Even as PSU Bank frauds assume focus after the recent billion dollar fraud allegedly perpetrated by diamontiare Nirav Modi, a recent report by Central Vigilance Commission (CVC) analyses top 100 frauds that has been committed in 13 sectors, including Gems & Jewellery and Aviation. While bank frauds have been in public focus due to high profile cases involving Vijay Mallya and others, the CVC report, does not name any individual or company involved in the cases it has analysed. Further, the analysis details only with frauds concerning public sector banks. The report has been submitted to the RBI. The cetral bank has acknowledged it as useful and circulated it among public sector banks. We take a closer look at what the CVC has to say about frauds in the Gems & Jewellery and Aviation sectors.
Gems & jewellery
In the Gems & Jewellery sector, the CVC analyses three cases of frauds which were committed after taking bank loans. Explaining how the frauds were conducted in the sector, CVC noted that the companies deliberately inflated the valuation of diamonds with the mala fide intention to avail higher credit facilities from the lenders and also to indicate the security coverage available with the lenders. “Export bills which remained unpaid on due date were purchased by the consortium Banks. The details of debtors submitted by the companies to the bank in order to avail credit facilities appeared to be manipulated, false and fabricated. They also resorted to availing post-shipment finance by discounting ‘Export Bills’ from one of the member banks, while pre-shipment finance was obtained from another member bank by way of Standby Letter of Credit (SBLC), leading to double financing,” noted the CVC report.

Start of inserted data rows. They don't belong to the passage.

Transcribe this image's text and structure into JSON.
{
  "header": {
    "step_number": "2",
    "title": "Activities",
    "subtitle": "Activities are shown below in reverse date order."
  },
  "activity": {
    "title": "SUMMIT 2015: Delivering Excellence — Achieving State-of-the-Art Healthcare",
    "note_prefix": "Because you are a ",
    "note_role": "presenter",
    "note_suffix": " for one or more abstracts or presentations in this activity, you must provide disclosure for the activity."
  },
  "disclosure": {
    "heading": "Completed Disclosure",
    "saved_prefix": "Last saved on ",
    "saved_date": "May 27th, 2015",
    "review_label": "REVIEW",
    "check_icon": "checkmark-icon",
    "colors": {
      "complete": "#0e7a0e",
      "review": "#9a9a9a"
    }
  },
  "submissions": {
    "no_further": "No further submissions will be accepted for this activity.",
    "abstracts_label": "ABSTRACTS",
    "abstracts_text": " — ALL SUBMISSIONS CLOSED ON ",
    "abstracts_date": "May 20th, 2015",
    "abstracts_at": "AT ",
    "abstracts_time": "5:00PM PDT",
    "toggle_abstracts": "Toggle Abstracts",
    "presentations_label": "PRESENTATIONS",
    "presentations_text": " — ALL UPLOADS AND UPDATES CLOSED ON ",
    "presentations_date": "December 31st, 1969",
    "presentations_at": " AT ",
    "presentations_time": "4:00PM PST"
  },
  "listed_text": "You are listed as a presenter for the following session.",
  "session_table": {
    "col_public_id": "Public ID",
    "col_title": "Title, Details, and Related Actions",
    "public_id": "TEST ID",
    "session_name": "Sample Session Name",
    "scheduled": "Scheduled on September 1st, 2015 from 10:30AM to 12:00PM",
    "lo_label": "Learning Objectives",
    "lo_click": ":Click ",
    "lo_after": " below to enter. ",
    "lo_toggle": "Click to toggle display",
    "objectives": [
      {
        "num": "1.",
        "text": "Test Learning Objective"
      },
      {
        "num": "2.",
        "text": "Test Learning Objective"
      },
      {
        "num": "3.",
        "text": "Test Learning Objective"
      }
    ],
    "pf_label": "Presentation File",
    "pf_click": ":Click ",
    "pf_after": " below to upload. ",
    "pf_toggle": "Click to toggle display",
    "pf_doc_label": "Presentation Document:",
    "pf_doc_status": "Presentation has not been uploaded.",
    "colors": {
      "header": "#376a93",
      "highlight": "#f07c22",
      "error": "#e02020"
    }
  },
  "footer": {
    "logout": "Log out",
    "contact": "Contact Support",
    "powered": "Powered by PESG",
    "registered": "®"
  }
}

The report noted that there had been lapses on the bank’s part too, as due diligence report on borrowers were not obtained before submitting the renewal proposal. Further, no credit assessment was done for these customers. “There was no evidence for proof of delivery of the goods to customers… In the absence of any effective mechanism to monitor the movement of discounted Export bill proceeds towards liquidation of SBLCs across member banks, the companies manipulatively diverted and round tripped the funds to their shell companies,” said the CVC report. The report says that the lead bank in the lending consortium did not share the areas of concern, and did not take note of warning signals mentioned in business rating reports.
In the aviation space, CVC analyses one company, which began commercial operations in May 2005 and was a leading company with a 21% market share in domestic operations. The firm was promoted by another group which had a presence in many countries. The CVC report notes that the company under consideration, cheated the lending bank by suppressing facts in financial statements and diverting the funds to related entities for purposes other than those for which financing was done, reported The Indian Express. The company ran its operations mostly on leased aircraft for which an overseas entity (vendor) was created, which in turn created fictitious invoices with inflated bills, the daily quoted CVC report as saying. Whatever money the company owed to the leasing company would be disbursed, and the rest parked with the entity.